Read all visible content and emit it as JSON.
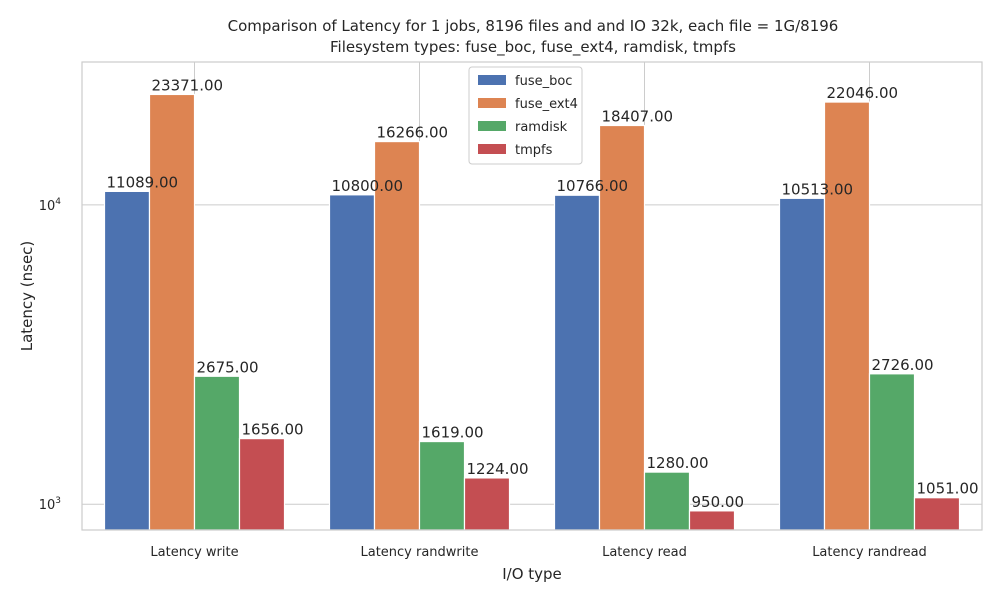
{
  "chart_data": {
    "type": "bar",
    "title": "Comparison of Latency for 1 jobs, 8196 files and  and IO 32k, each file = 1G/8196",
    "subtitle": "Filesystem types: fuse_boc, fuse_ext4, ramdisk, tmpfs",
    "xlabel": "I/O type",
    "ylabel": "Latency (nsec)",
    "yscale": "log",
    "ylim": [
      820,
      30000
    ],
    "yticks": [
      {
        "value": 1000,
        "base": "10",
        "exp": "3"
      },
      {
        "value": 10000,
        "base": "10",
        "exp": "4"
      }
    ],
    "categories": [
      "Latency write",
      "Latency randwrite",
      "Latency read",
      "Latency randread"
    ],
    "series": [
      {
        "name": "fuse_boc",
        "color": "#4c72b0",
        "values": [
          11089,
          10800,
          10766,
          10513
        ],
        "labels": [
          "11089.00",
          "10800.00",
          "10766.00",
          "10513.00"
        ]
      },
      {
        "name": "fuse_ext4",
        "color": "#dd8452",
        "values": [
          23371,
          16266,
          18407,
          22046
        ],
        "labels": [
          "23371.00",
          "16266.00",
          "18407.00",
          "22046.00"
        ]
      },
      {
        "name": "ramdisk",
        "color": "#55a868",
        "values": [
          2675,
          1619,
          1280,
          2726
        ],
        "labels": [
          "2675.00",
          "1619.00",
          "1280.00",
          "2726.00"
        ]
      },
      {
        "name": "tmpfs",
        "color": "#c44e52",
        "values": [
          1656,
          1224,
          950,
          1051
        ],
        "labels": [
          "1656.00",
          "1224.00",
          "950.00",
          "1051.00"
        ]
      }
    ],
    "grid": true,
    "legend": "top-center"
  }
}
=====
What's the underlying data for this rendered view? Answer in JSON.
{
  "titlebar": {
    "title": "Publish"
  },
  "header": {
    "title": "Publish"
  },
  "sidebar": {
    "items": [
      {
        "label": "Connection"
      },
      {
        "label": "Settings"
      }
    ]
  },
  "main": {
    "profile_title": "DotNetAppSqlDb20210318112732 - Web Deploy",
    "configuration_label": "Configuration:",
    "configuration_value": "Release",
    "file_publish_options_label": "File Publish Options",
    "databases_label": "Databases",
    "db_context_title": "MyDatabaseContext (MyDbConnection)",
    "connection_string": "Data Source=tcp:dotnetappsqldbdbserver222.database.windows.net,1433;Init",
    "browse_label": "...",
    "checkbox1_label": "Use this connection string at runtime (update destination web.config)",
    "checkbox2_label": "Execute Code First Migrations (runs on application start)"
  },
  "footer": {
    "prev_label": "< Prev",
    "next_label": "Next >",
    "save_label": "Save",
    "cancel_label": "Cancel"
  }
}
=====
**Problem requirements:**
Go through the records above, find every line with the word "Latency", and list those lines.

**Final answer:**
    "title": "Comparison of Latency for 1 jobs, 8196 files and  and IO 32k, each file = 1G/8196",
    "ylabel": "Latency (nsec)",
      "Latency write",
      "Latency randwrite",
      "Latency read",
      "Latency randread"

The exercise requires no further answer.